reviewed by Gary A. Braunbeck
M. Night Shyamalan’s The Village is about the people of Covington, an isolated late-1800s era village somewhere in the wilds of Pennsylvania. The villagers have an uneasy truce between themselves and monstrous creatures who live in the woods surrounding their village. Travel is prohibited; as the movie opens, one of the village’s elders has just lost his only son to a disease that could have been cured had they been able to travel to nearby towns to get medicines.
The plot thickens as the creatures invade the village at night and leave red slashes on doors and mutilated animals. After her beloved is gravely wounded, a blind girl decides she must brave the woods to get medical supplies.
Signs was an allegory about faith; this movie is about fear. The villagers wear the color of caution and cowardice.
The good things about this movie are that it is beautifully photographed and wonderfully acted, and the micro-writing of the script is very good. There are a number of great scenes, but I think the best is between Lucius (Joaquin Phoenix) and Ivy (Bryce Dallas Howard) on a porch.
The problem — and it’s a big one, folks — is that The Village should have never been approached as a horror/suspense movie in the first place. It is not a scary movie because it never should have been a scary movie. Shyamalan has bought into his own PR as the “New Master Of Suspense”. This movie — and bear in mind I’ve liked all his other films — was hamstrung by bad storytelling. As a result, it’s the weakest of the films he’s written and directed so far.
I’ve seen the central idea of The Village done in at least two old Twilight Zone< episodes, and I can’t help but think that a writer like Rod Serling, Charles Beaumont or Richard Matheson would have done The Village right and told it as a sociological drama.
Another film similar to this was done many years ago; it’s a wonderful Alan Bates film entitled King of Hearts.
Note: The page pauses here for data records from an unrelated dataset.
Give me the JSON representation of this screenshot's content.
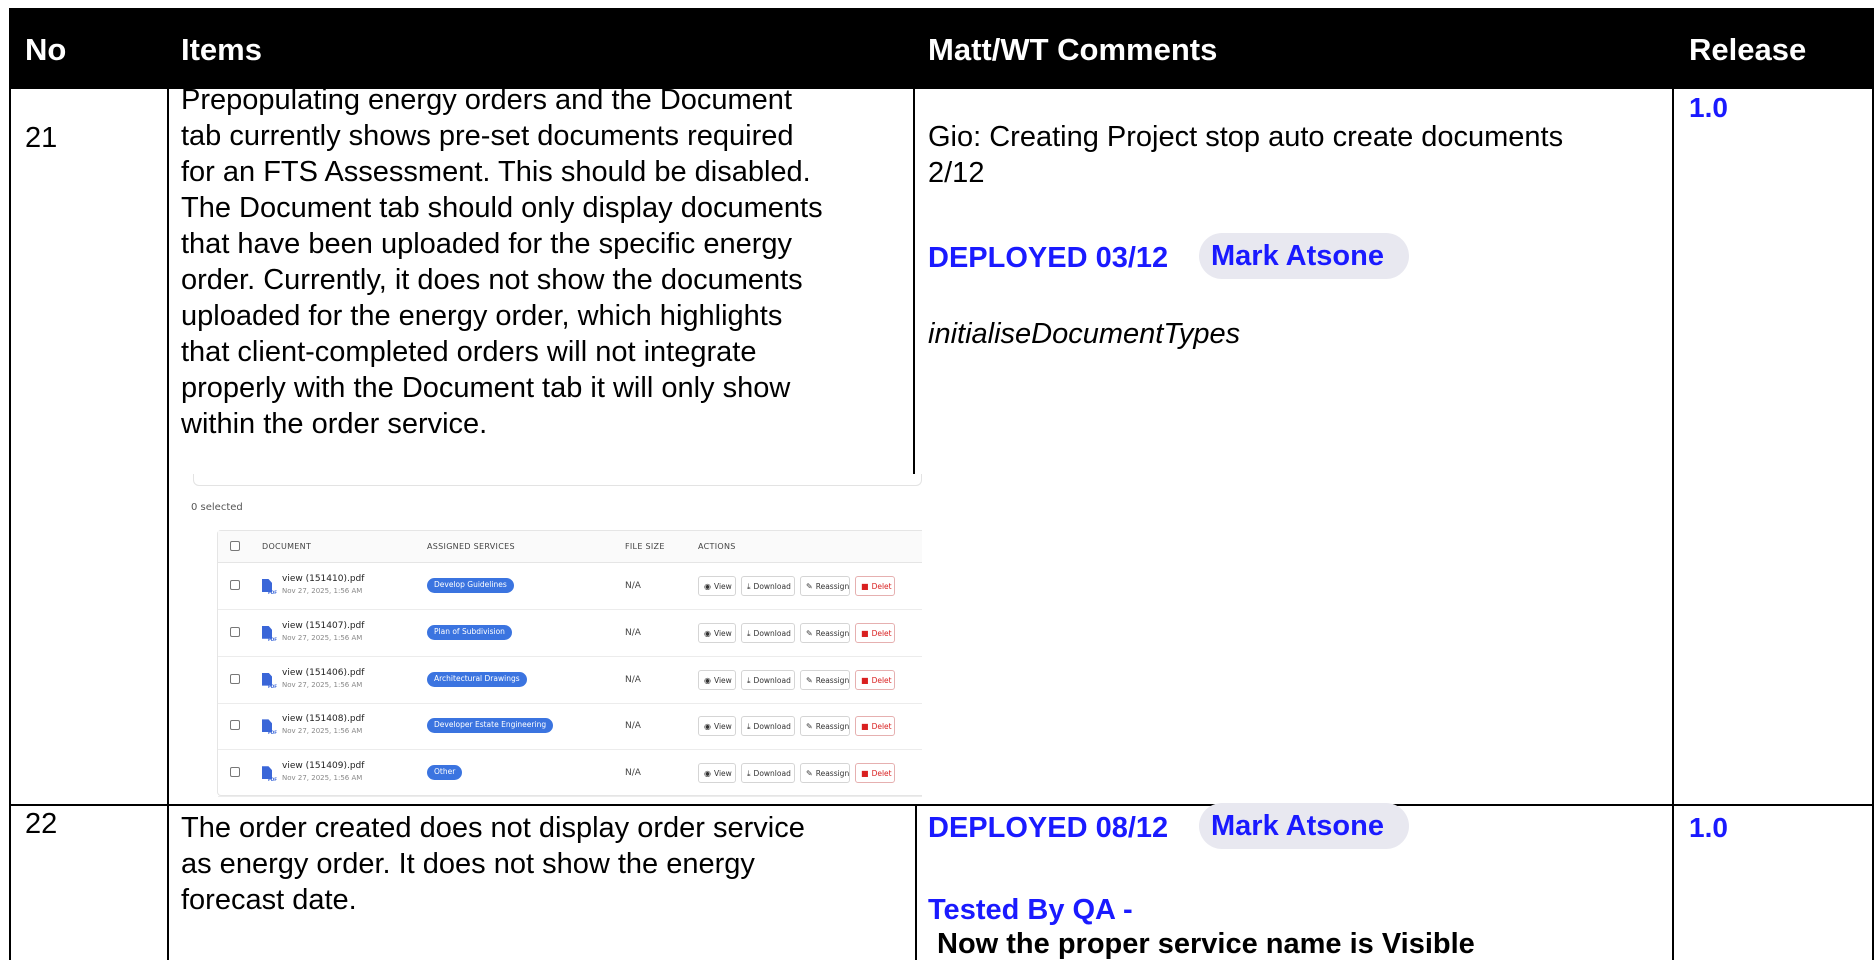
{
  "header": {
    "col_no": "No",
    "col_items": "Items",
    "col_comments": "Matt/WT Comments",
    "col_release": "Release"
  },
  "rows": [
    {
      "no": "21",
      "item_lines": [
        "Prepopulating energy orders and the Document",
        "tab currently shows pre-set documents required",
        "for an FTS Assessment. This should be disabled.",
        "The Document tab should only display documents",
        "that have been uploaded for the specific energy",
        "order. Currently, it does not show the documents",
        "uploaded for the energy order, which highlights",
        "that client-completed orders will not integrate",
        "properly with the Document tab it will only show",
        "within the order service."
      ],
      "comment_line1": "Gio: Creating Project stop auto create documents",
      "comment_line2": "2/12",
      "deployed": "DEPLOYED 03/12",
      "person_chip": "Mark Atsone",
      "function_name": "initialiseDocumentTypes",
      "release": "1.0"
    },
    {
      "no": "22",
      "item_lines": [
        "The order created does not display order service",
        "as energy order. It does not show the energy",
        "forecast date."
      ],
      "deployed": "DEPLOYED 08/12",
      "person_chip": "Mark Atsone",
      "tested_by": "Tested By QA -",
      "tested_note": "Now the proper service name is Visible",
      "release": "1.0"
    }
  ],
  "screenshot": {
    "selected_count": "0 selected",
    "columns": [
      "DOCUMENT",
      "ASSIGNED SERVICES",
      "FILE SIZE",
      "ACTIONS"
    ],
    "actions": {
      "view": "View",
      "download": "Download",
      "reassign": "Reassign",
      "delete": "Delet"
    },
    "files": [
      {
        "name": "view (151410).pdf",
        "date": "Nov 27, 2025, 1:56 AM",
        "service": "Develop Guidelines",
        "size": "N/A"
      },
      {
        "name": "view (151407).pdf",
        "date": "Nov 27, 2025, 1:56 AM",
        "service": "Plan of Subdivision",
        "size": "N/A"
      },
      {
        "name": "view (151406).pdf",
        "date": "Nov 27, 2025, 1:56 AM",
        "service": "Architectural Drawings",
        "size": "N/A"
      },
      {
        "name": "view (151408).pdf",
        "date": "Nov 27, 2025, 1:56 AM",
        "service": "Developer Estate Engineering",
        "size": "N/A"
      },
      {
        "name": "view (151409).pdf",
        "date": "Nov 27, 2025, 1:56 AM",
        "service": "Other",
        "size": "N/A"
      }
    ],
    "pdf_tag": "PDF"
  },
  "colors": {
    "header_bg": "#000000",
    "accent_blue": "#1a1aff",
    "pill_blue": "#3b74e0",
    "delete_red": "#d92020"
  }
}
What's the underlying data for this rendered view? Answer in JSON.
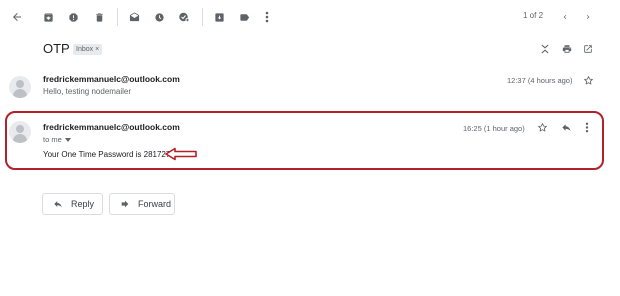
{
  "toolbar": {
    "pagination": "1 of 2"
  },
  "thread": {
    "subject": "OTP",
    "label": "Inbox",
    "label_close": "×"
  },
  "messages": [
    {
      "sender": "fredrickemmanuelc@outlook.com",
      "snippet": "Hello, testing nodemailer",
      "time": "12:37 (4 hours ago)"
    },
    {
      "sender": "fredrickemmanuelc@outlook.com",
      "recipient": "to me",
      "time": "16:25 (1 hour ago)",
      "body": "Your One Time Password is 281727"
    }
  ],
  "actions": {
    "reply": "Reply",
    "forward": "Forward"
  },
  "colors": {
    "highlight": "#b3202a",
    "icon": "#5f6368",
    "chip_bg": "#e8eaed"
  },
  "icons": [
    "back-icon",
    "archive-icon",
    "spam-icon",
    "delete-icon",
    "mark-unread-icon",
    "snooze-icon",
    "add-task-icon",
    "move-to-icon",
    "label-icon",
    "more-icon",
    "prev-icon",
    "next-icon",
    "collapse-icon",
    "print-icon",
    "new-window-icon",
    "star-icon",
    "reply-icon",
    "more-vert-icon",
    "red-arrow-icon",
    "forward-icon"
  ]
}
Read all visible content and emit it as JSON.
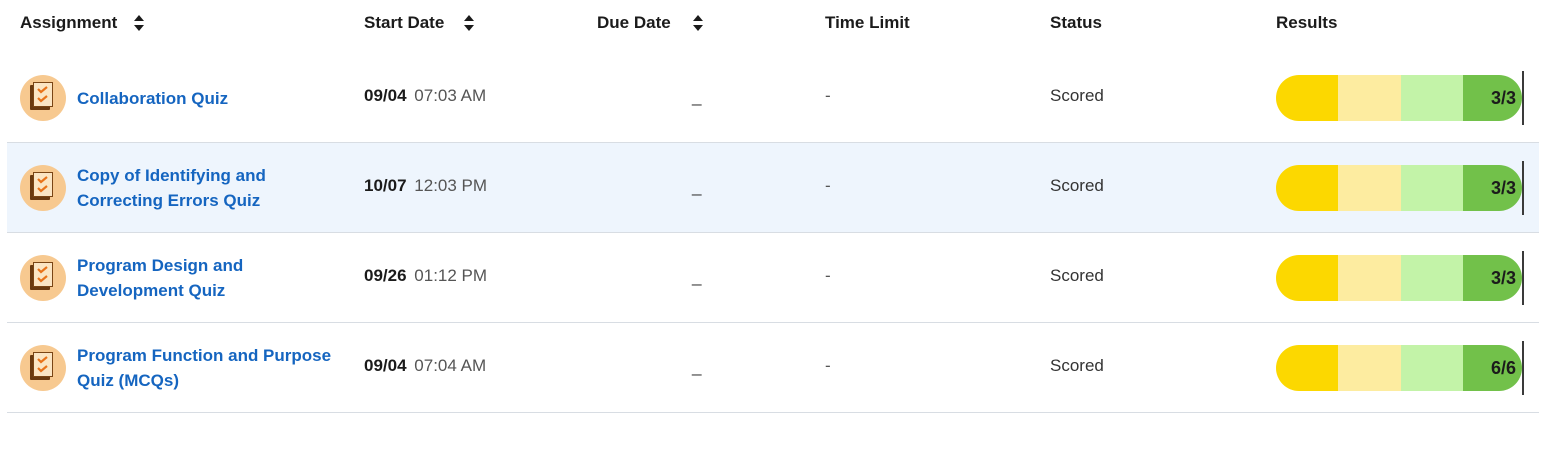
{
  "headers": {
    "assignment": "Assignment",
    "start_date": "Start Date",
    "due_date": "Due Date",
    "time_limit": "Time Limit",
    "status": "Status",
    "results": "Results"
  },
  "rows": [
    {
      "title": "Collaboration Quiz",
      "start_date": "09/04",
      "start_time": "07:03 AM",
      "due": "_",
      "time_limit": "-",
      "status": "Scored",
      "score": "3/3",
      "icon": "checklist-icon"
    },
    {
      "title": "Copy of Identifying and Correcting Errors Quiz",
      "start_date": "10/07",
      "start_time": "12:03 PM",
      "due": "_",
      "time_limit": "-",
      "status": "Scored",
      "score": "3/3",
      "icon": "checklist-icon"
    },
    {
      "title": "Program Design and Development Quiz",
      "start_date": "09/26",
      "start_time": "01:12 PM",
      "due": "_",
      "time_limit": "-",
      "status": "Scored",
      "score": "3/3",
      "icon": "checklist-icon"
    },
    {
      "title": "Program Function and Purpose Quiz (MCQs)",
      "start_date": "09/04",
      "start_time": "07:04 AM",
      "due": "_",
      "time_limit": "-",
      "status": "Scored",
      "score": "6/6",
      "icon": "checklist-icon"
    }
  ],
  "colors": {
    "link": "#1565c0",
    "row_highlight": "#eef5fd",
    "score_seg1": "#fcd800",
    "score_seg2": "#fdeca0",
    "score_seg3": "#c3f3a8",
    "score_seg4": "#72c14a"
  }
}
If you enjoyed The Village but left the theater feeling dissatisfied with the story as I did, you might try to find King of Hearts as a rental.
Furthermore, several people have mentioned to me that the plot of The Village is quite similar to a children’s novel entitled Running Out of Time by Margaret Peterson Haddix. Haddix’s novel includes not only the basic idea of the village, but the village elders also have black boxes in their homes.
Derivative or not, The Village has a good story at its core — but it took the movie over an hour to finally get around to telling it. The “twist” should have been revealed in the first thirty minutes — as it is, it’s broadcast enough that my wife and I guessed it pretty early on, and I know of at least one person who guessed it from simply watching the trailer. It could have been a really chilling and poignant drama had it been written and directed by someone who wasn’t bent on making a suspense movie with a twist at the end.
And unfortunately although the story looks and sounds great, Shyamalan blew every chance he had to tell this story the way it should have been told.
Discussion (Spoilers Follow)
The movie does have an interesting political subtext, and many viewers (including myself) are interpreting it as a critique of the Bush Administration’s handling of the war on terror: “If you won’t fear the outside world so that we can control you with fear, we will create monsters to frighten you into meek submission.”
Political allegories aside, the story was actually told backwards: this would have been a much more compelling movie had it begun with all of these broken people in the counselling center deciding they’d had enough of society’s violence, and then following them as they took steps to make the life in the village and raise their children to be fearful of the outside world, and ending with the creation of “the monsters.”
There was an outright plot hole in this one, too (aside from the literal plot hole in the woods). Why was the monster suit hidden in the floorboards of the quiet room where Noah would have access to it? The scene before had led us viewers to believe all the suits were in the forbidden shed. And how would Ivy know what the claw of one of the monsters would feel like, since she’s never seen one? Sloppy.
And I found Noah’s character to be a bit aggravating; I’m faulting the script rather than Adrien Brody’s acting, which was fine as usual. Noah giggles at the sounds from the forest at the beginning because he know’s what’s going on — it seems like he’s the embodiment of the director laughing at us because we don’t know what’s going on yet. I gathered that Noah was responsible for all the animal mutilations as well, but it seems impossible he could do so many of the animals later on, and it’s never really clarified. Another plot hole.
This movie’s horror trappings were ultimately unnecessary. The tale was told with the emphasis on the wrong elements.
The lesson: never buy into your own PR, lest you take a good story and purposefully mangle it so that it better suits your “reputation.”
Running Time: 108 minutes
Director: M. Night Shyamalan
Writer: M. Night Shyamalan
Score: James Newton Howard
Cinematographer: Roger Deakins (who also shot O Brother, Where Art Thou? and Sid and Nancy)
Bryce Dallas Howard: Ivy Walker
Joaquin Phoenix: Lucius Hunt
Adrien Brody: Noah Percy
William Hurt: Edward Walker
Sigourney Weaver: Alice Hunt
Brendan Gleeson: August Nicholson
Cherry Jones: Mrs. Clack
Gary A. Braunbeck is the author of 14 books and over 150 short stories. If you enjoyed this review, check out his book Fear in a Handful of Dust: Horror as a Way of Life.